### PROBLEM STATEMENT
Report every line from the following entries that contains the string "forrige".

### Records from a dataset
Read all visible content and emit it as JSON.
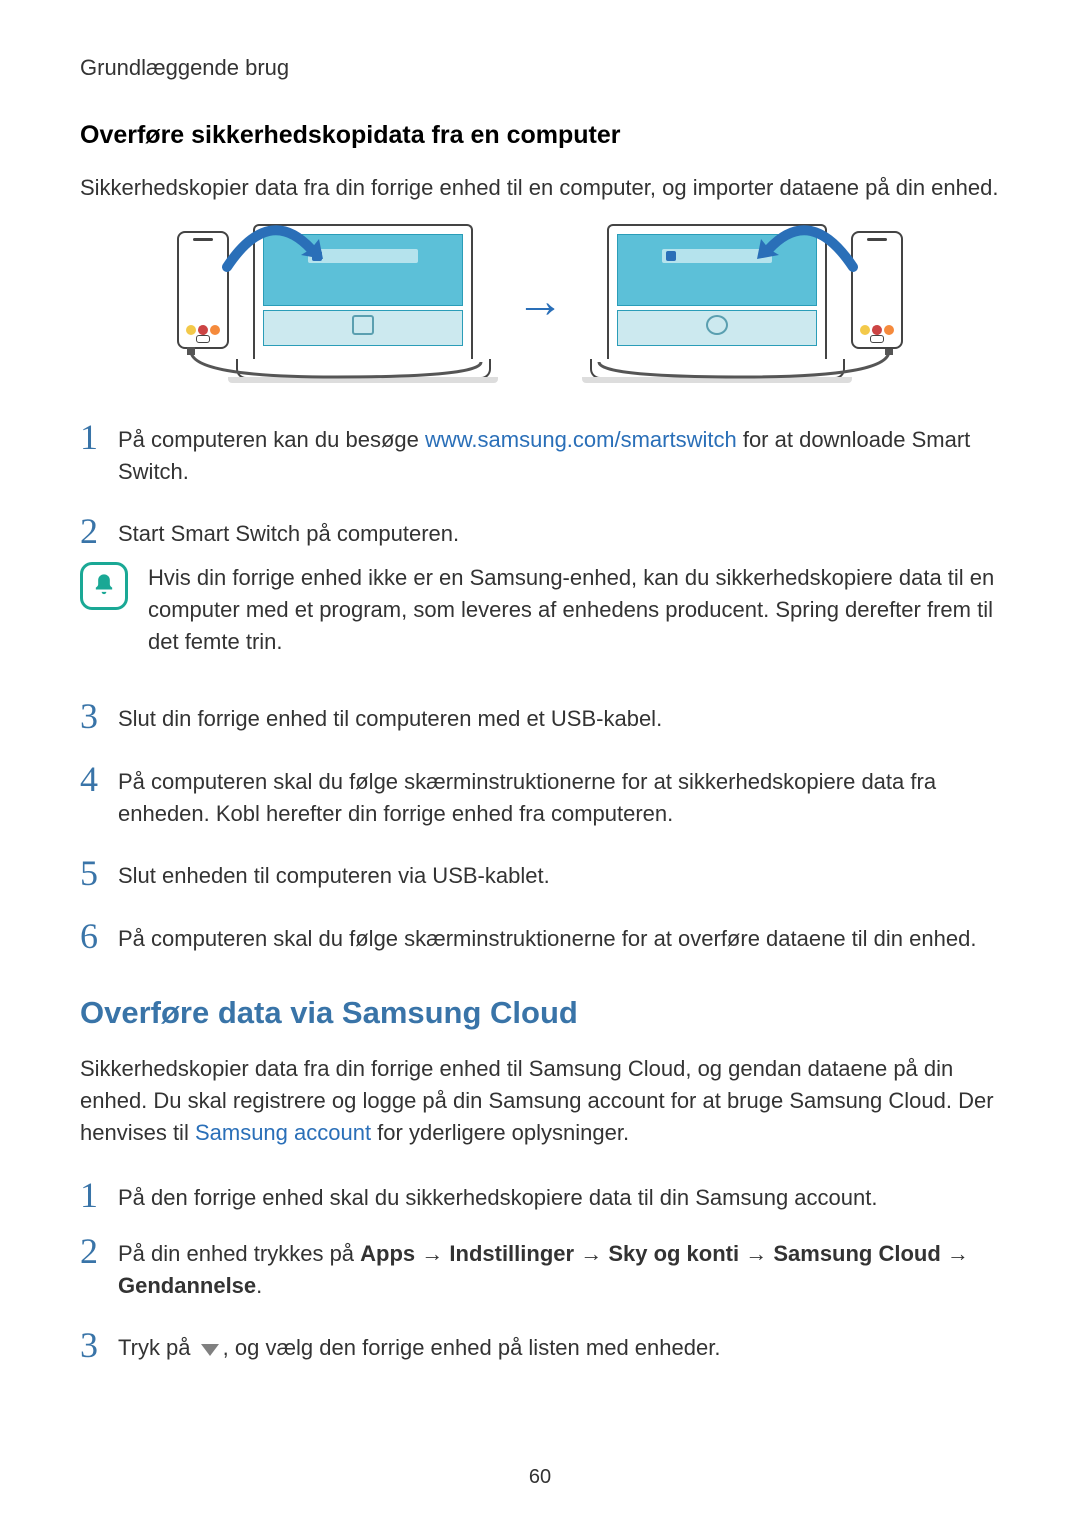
{
  "header": "Grundlæggende brug",
  "section1_heading": "Overføre sikkerhedskopidata fra en computer",
  "intro1": "Sikkerhedskopier data fra din forrige enhed til en computer, og importer dataene på din enhed.",
  "steps_a": {
    "s1": {
      "num": "1",
      "pre": "På computeren kan du besøge ",
      "link": "www.samsung.com/smartswitch",
      "post": " for at downloade Smart Switch."
    },
    "s2": {
      "num": "2",
      "text": "Start Smart Switch på computeren."
    },
    "note": "Hvis din forrige enhed ikke er en Samsung-enhed, kan du sikkerhedskopiere data til en computer med et program, som leveres af enhedens producent. Spring derefter frem til det femte trin.",
    "s3": {
      "num": "3",
      "text": "Slut din forrige enhed til computeren med et USB-kabel."
    },
    "s4": {
      "num": "4",
      "text": "På computeren skal du følge skærminstruktionerne for at sikkerhedskopiere data fra enheden. Kobl herefter din forrige enhed fra computeren."
    },
    "s5": {
      "num": "5",
      "text": "Slut enheden til computeren via USB-kablet."
    },
    "s6": {
      "num": "6",
      "text": "På computeren skal du følge skærminstruktionerne for at overføre dataene til din enhed."
    }
  },
  "section2_title": "Overføre data via Samsung Cloud",
  "intro2_pre": "Sikkerhedskopier data fra din forrige enhed til Samsung Cloud, og gendan dataene på din enhed. Du skal registrere og logge på din Samsung account for at bruge Samsung Cloud. Der henvises til ",
  "intro2_link": "Samsung account",
  "intro2_post": " for yderligere oplysninger.",
  "steps_b": {
    "s1": {
      "num": "1",
      "text": "På den forrige enhed skal du sikkerhedskopiere data til din Samsung account."
    },
    "s2": {
      "num": "2",
      "pre": "På din enhed trykkes på ",
      "p1": "Apps",
      "p2": "Indstillinger",
      "p3": "Sky og konti",
      "p4": "Samsung Cloud",
      "p5": "Gendannelse",
      "arrow": " → ",
      "end": "."
    },
    "s3": {
      "num": "3",
      "pre": "Tryk på ",
      "post": ", og vælg den forrige enhed på listen med enheder."
    }
  },
  "page_number": "60"
}
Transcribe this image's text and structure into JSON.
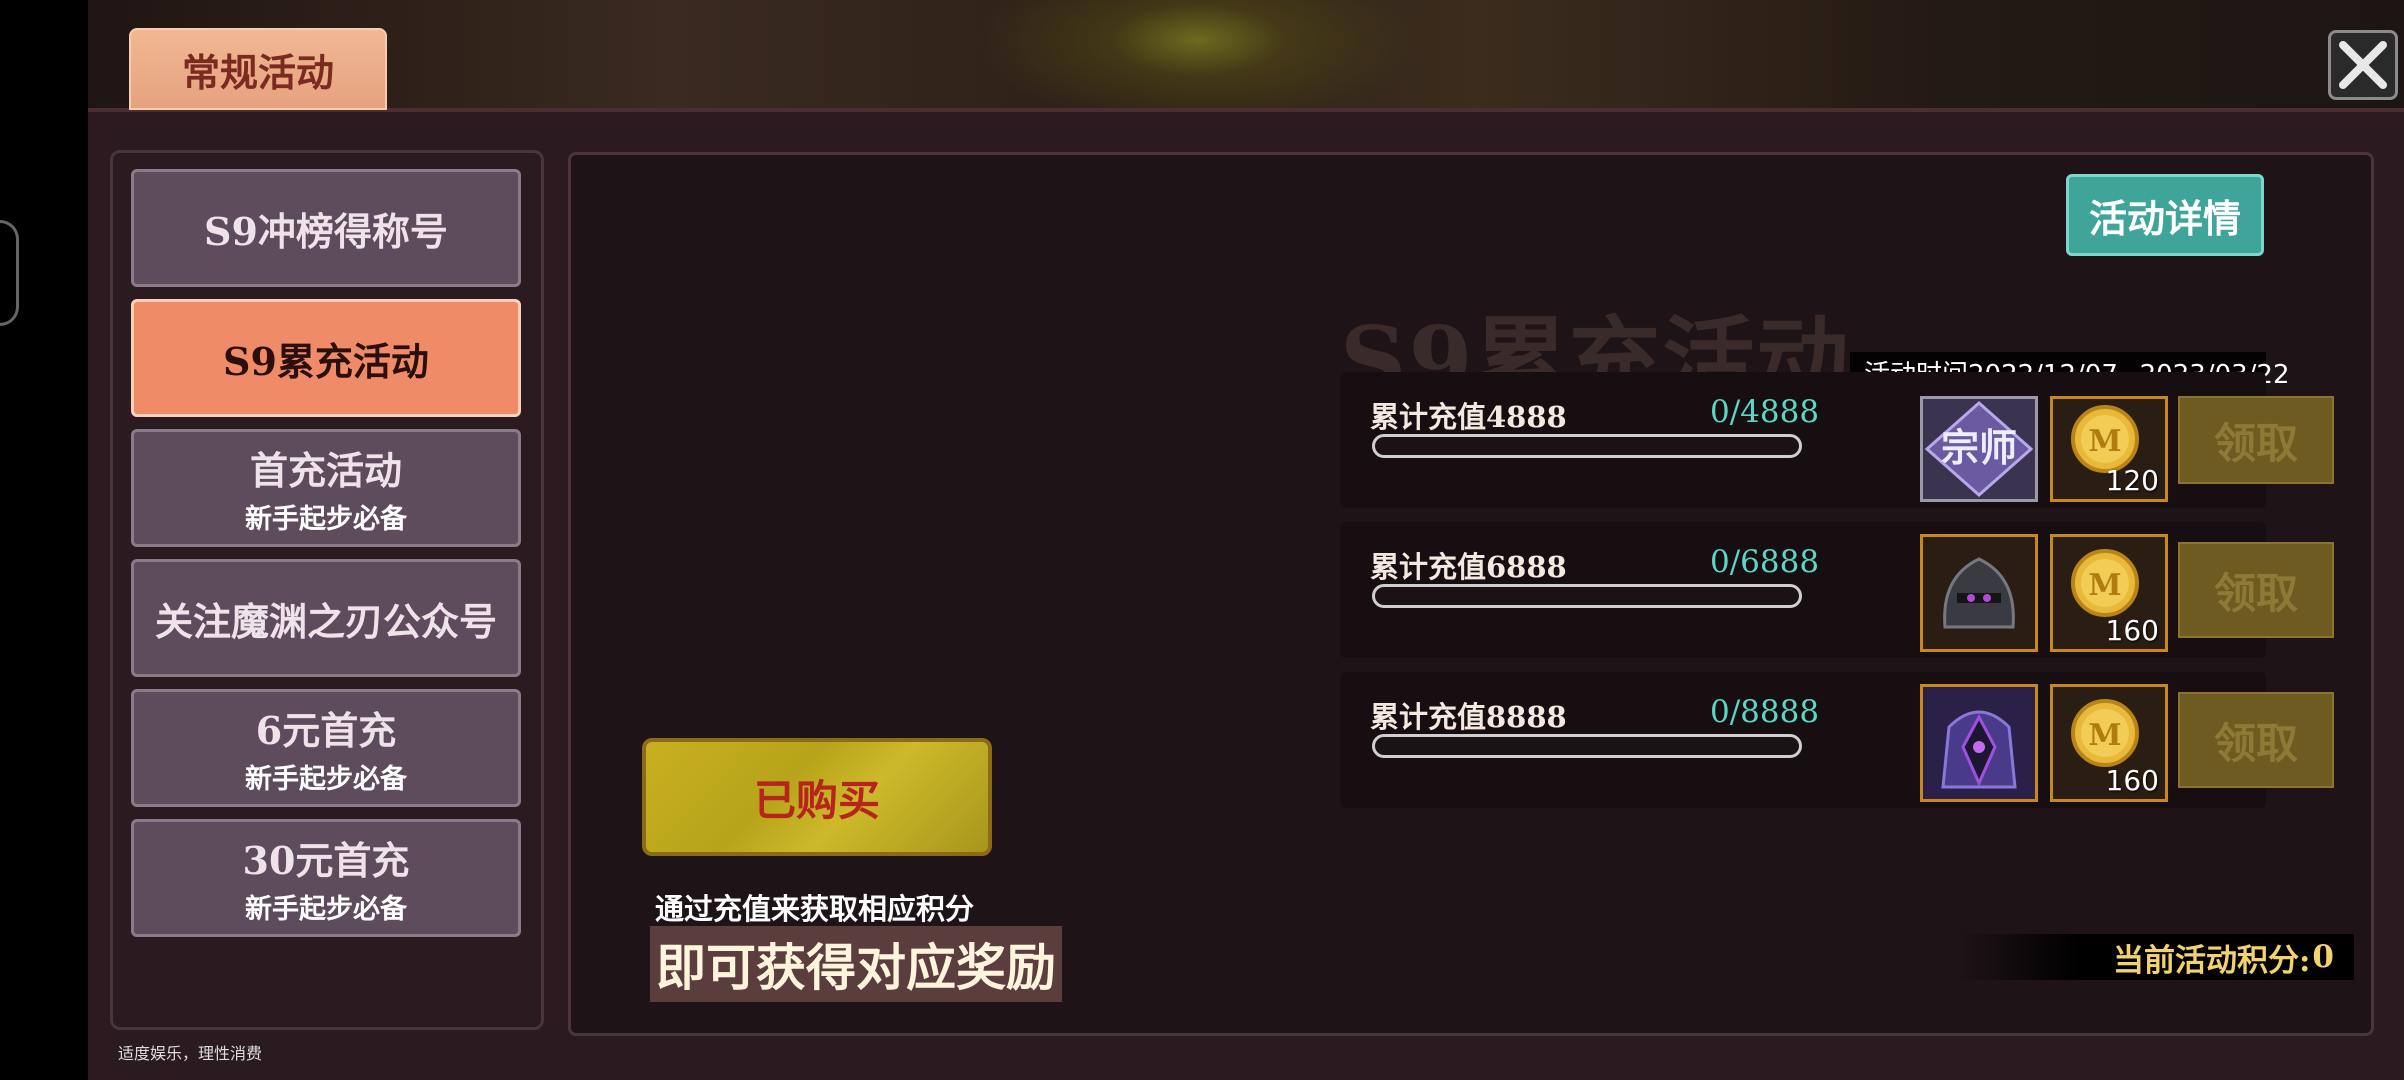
{
  "header": {
    "tab_title": "常规活动",
    "close_icon": "close-icon"
  },
  "sidebar": {
    "items": [
      {
        "label": "S9冲榜得称号",
        "sub": ""
      },
      {
        "label": "S9累充活动",
        "sub": "",
        "active": true
      },
      {
        "label": "首充活动",
        "sub": "新手起步必备"
      },
      {
        "label": "关注魔渊之刃公众号",
        "sub": ""
      },
      {
        "label": "6元首充",
        "sub": "新手起步必备"
      },
      {
        "label": "30元首充",
        "sub": "新手起步必备"
      }
    ],
    "disclaimer": "适度娱乐，理性消费"
  },
  "main": {
    "detail_button": "活动详情",
    "activity_title": "S9累充活动",
    "activity_time": "活动时间2022/12/07~2023/03/22",
    "bought_button": "已购买",
    "hint_small": "通过充值来获取相应积分",
    "hint_big": "即可获得对应奖励",
    "points_label": "当前活动积分:",
    "points_value": "0",
    "rewards": [
      {
        "label": "累计充值4888",
        "progress": "0/4888",
        "progress_fraction": 0,
        "item1_icon": "master-title-icon",
        "item1_text": "宗师",
        "item2_icon": "m-coin-icon",
        "item2_count": "120",
        "claim": "领取"
      },
      {
        "label": "累计充值6888",
        "progress": "0/6888",
        "progress_fraction": 0,
        "item1_icon": "dark-helmet-icon",
        "item2_icon": "m-coin-icon",
        "item2_count": "160",
        "claim": "领取"
      },
      {
        "label": "累计充值8888",
        "progress": "0/8888",
        "progress_fraction": 0,
        "item1_icon": "armor-costume-icon",
        "item2_icon": "m-coin-icon",
        "item2_count": "160",
        "claim": "领取"
      }
    ]
  },
  "colors": {
    "accent_active": "#f08b68",
    "progress_text": "#5cd6c6",
    "points_text": "#f5d36c",
    "detail_button": "#3fa49a"
  }
}
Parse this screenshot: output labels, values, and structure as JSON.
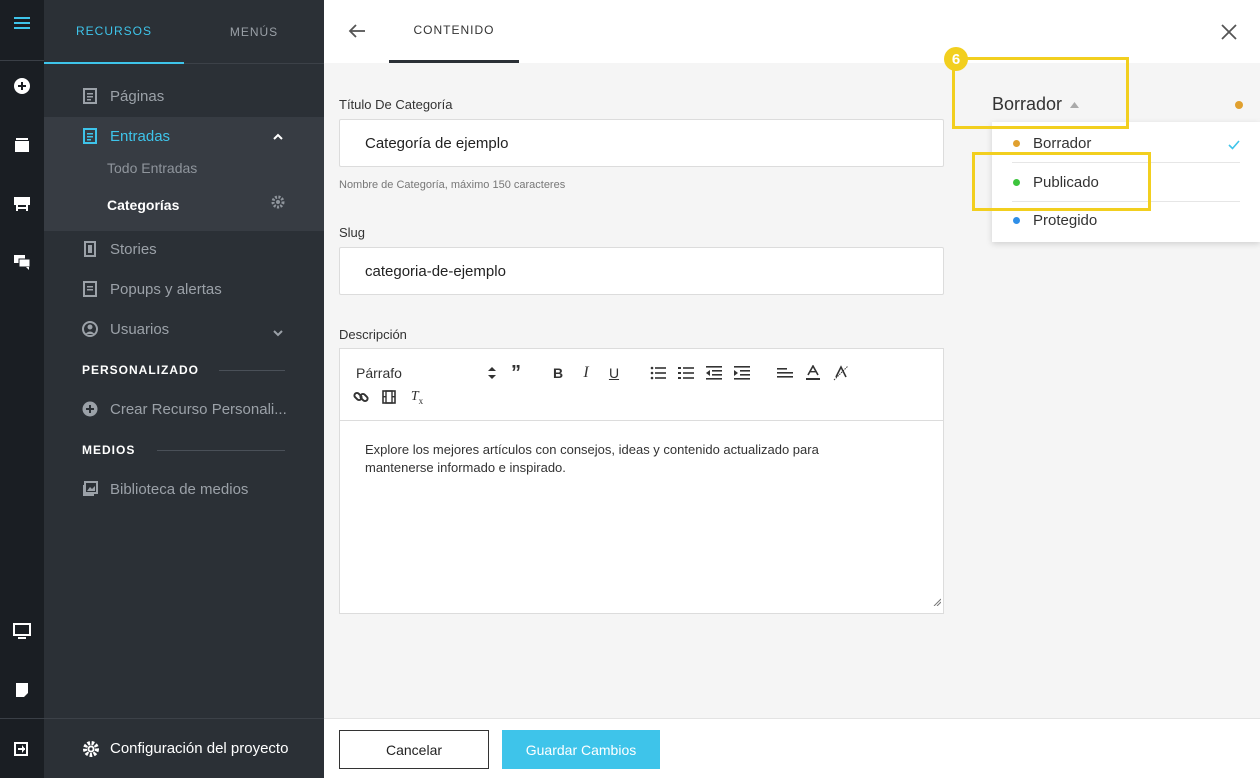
{
  "rail": {
    "icons": [
      "menu-icon",
      "add-circle-icon",
      "layers-icon",
      "presentation-icon",
      "chat-icon",
      "monitor-icon",
      "note-icon",
      "logout-icon"
    ]
  },
  "sidebar": {
    "tabs": [
      {
        "label": "RECURSOS",
        "active": true
      },
      {
        "label": "MENÚS",
        "active": false
      }
    ],
    "items": [
      {
        "label": "Páginas"
      },
      {
        "label": "Entradas"
      },
      {
        "label": "Stories"
      },
      {
        "label": "Popups y alertas"
      },
      {
        "label": "Usuarios"
      }
    ],
    "sub_items": [
      {
        "label": "Todo Entradas"
      },
      {
        "label": "Categorías"
      }
    ],
    "section_custom": "PERSONALIZADO",
    "custom_item": "Crear Recurso Personali...",
    "section_media": "MEDIOS",
    "media_item": "Biblioteca de medios",
    "footer": "Configuración del proyecto"
  },
  "topbar": {
    "tab": "CONTENIDO"
  },
  "form": {
    "title_label": "Título De Categoría",
    "title_value": "Categoría de ejemplo",
    "title_hint": "Nombre de Categoría, máximo 150 caracteres",
    "slug_label": "Slug",
    "slug_value": "categoria-de-ejemplo",
    "desc_label": "Descripción",
    "format_select": "Párrafo",
    "desc_text": "Explore los mejores artículos con consejos, ideas y contenido actualizado para mantenerse informado e inspirado."
  },
  "status": {
    "current": "Borrador",
    "options": [
      {
        "label": "Borrador",
        "color": "#e0a02f",
        "selected": true
      },
      {
        "label": "Publicado",
        "color": "#3cc43c",
        "selected": false
      },
      {
        "label": "Protegido",
        "color": "#2f8fe8",
        "selected": false
      }
    ],
    "badge": "6"
  },
  "buttons": {
    "cancel": "Cancelar",
    "save": "Guardar Cambios"
  },
  "colors": {
    "accent": "#3ec4ea",
    "highlight": "#f2cf1f",
    "sidebar_bg": "#2b3036",
    "rail_bg": "#1a1e23"
  }
}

### THE ANSWER
  "intro1": "Sikkerhedskopier data fra din forrige enhed til en computer, og importer dataene på din enhed.",
    "note": "Hvis din forrige enhed ikke er en Samsung-enhed, kan du sikkerhedskopiere data til en computer med et program, som leveres af enhedens producent. Spring derefter frem til det femte trin.",
      "text": "Slut din forrige enhed til computeren med et USB-kabel."
      "text": "På computeren skal du følge skærminstruktionerne for at sikkerhedskopiere data fra enheden. Kobl herefter din forrige enhed fra computeren."
  "intro2_pre": "Sikkerhedskopier data fra din forrige enhed til Samsung Cloud, og gendan dataene på din enhed. Du skal registrere og logge på din Samsung account for at bruge Samsung Cloud. Der henvises til ",
      "text": "På den forrige enhed skal du sikkerhedskopiere data til din Samsung account."
      "post": ", og vælg den forrige enhed på listen med enheder."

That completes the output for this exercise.